One of the best parts of writing this column is that I get to share my viewpoint of what works, what is going well and, of course, those areas in which I see great room for improvement. As professionally trained listeners, counselors are great people with whom to share problems, work on solutions and find ways to overcome life’s obstacles. However, what happens when good listening is mistaken for passivity and acceptance?

As professional counselors, it is in your DNA to be compassionate, caring and helping people. When someone has a problem, counselors can always be counted on to lend a well-trained ear and to provide suggestions to help that individual find solutions. When asked to help, I have seen example after example through the years of counselors rising to the challenge. This isn’t something that happens only in times of great national crisis or international calamity; the situation may be as simple as responding to a request from someone in their office, institution or school community.

But what I am here to tell you is that there are times when you may need to “just say no.” Wait! Before you send off an e-mail asking how I could recommend something so antithetical to a group of dedicated helping professionals, hear me out. I am referring to those requests you receive that may compromise the good work you do in the areas in which you are regarded as “experts.” For example, a principal who asks school counseling staff to take on so many other “duties as assigned” that your ability to deliver the services needed by students, teachers and parents is marginalized. At that point, how do you say, “Sorry, I can’t do cafeteria duty or watch the bus line today”?

The unfortunate reality is that for all of us who have bosses (which is just about everyone), we have to pick and choose what we will do and, more important, what we won’t do. I think it is important to first ask yourself why you don’t want to do something. Now, I don’t want to trivialize cafeteria duty or any of the other “jobs” that may be assigned to you, but are they really more important than dealing with student interpersonal relationships that could affect the entire school community? While managing the bus line at a school is important from both a safety and disciplinary perspective, is it more important than working with small groups and discussing issues such as teen pregnancy or illicit drug use? I don’t think so.

Let’s face it. There are aspects to each of our jobs that will never make our lists of favorite things to do. But the phrase “When life gives you lemons, make lemonade” is so incredibly demeaning that it should simply be deleted from our lexicon. We need to do a better job of letting our supervisors, our colleagues and our communities know about the important work that professional counselors are doing. That way, maybe these bosses and colleagues will think twice (or better yet, not ask at all) before requesting you to tackle jobs that will only take you away from the important work you do.

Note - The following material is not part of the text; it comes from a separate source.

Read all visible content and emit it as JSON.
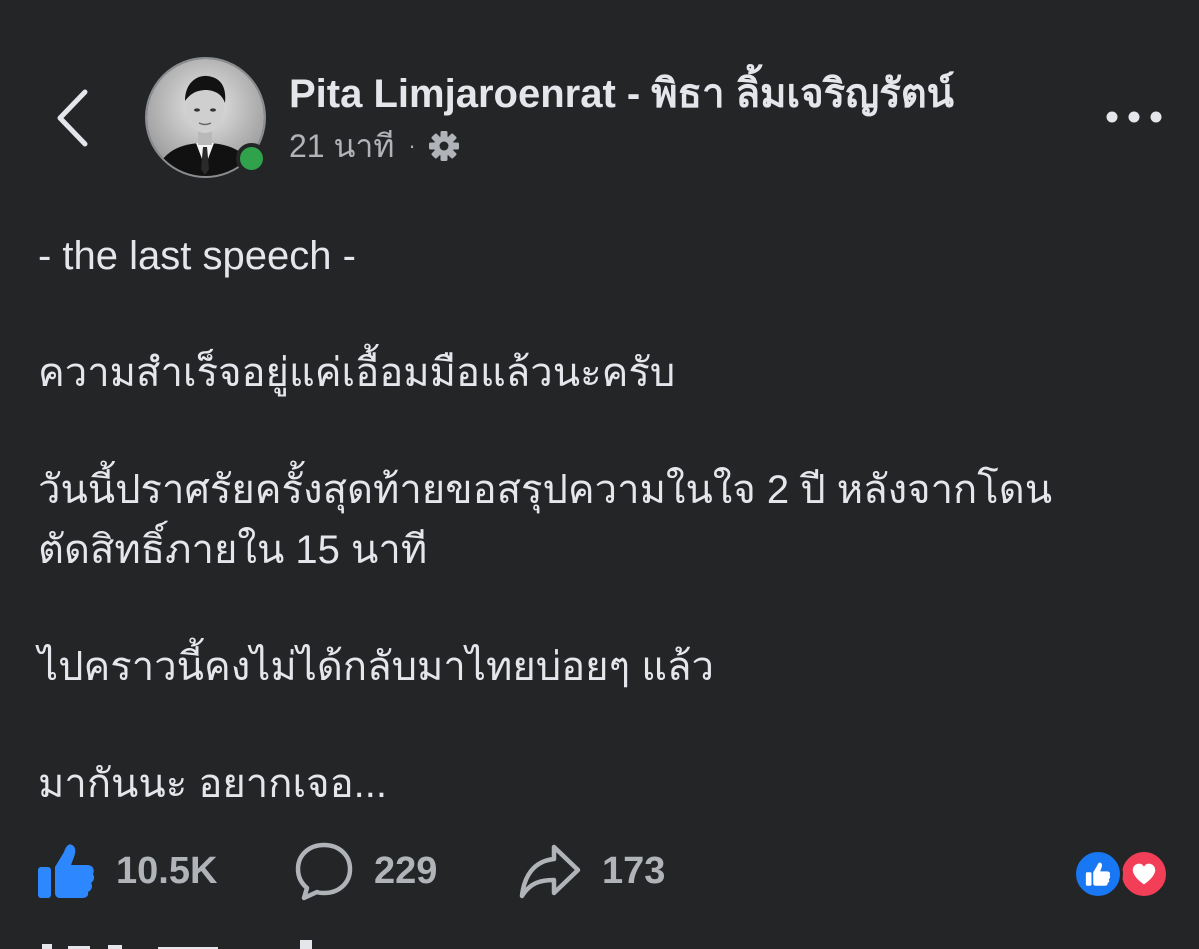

Many of you know that April is Counseling Awareness Month. If you go to the ACA website press room at, you will find tips and resources to promote the profession. While I don’t want to ask you to take on even more work, I do encourage you to think about doing something from the list of suggestions (or coming up with your own idea) that will let your communities know about the positive work that professional counselors — including you! — are doing all over the world. I have said before that while counselors are great advocates for those they serve, they are not always the best advocates for themselves or their profession.

Stop making lemonade. Take a stand! Be proud of what you do and let others know of the successes professional counselors can achieve if allowed to do their jobs.

As always, please feel free to contact me with any questions, comments or suggestions by e-mailing or calling 800.347.6647 ext. 231.

Thanks and be well.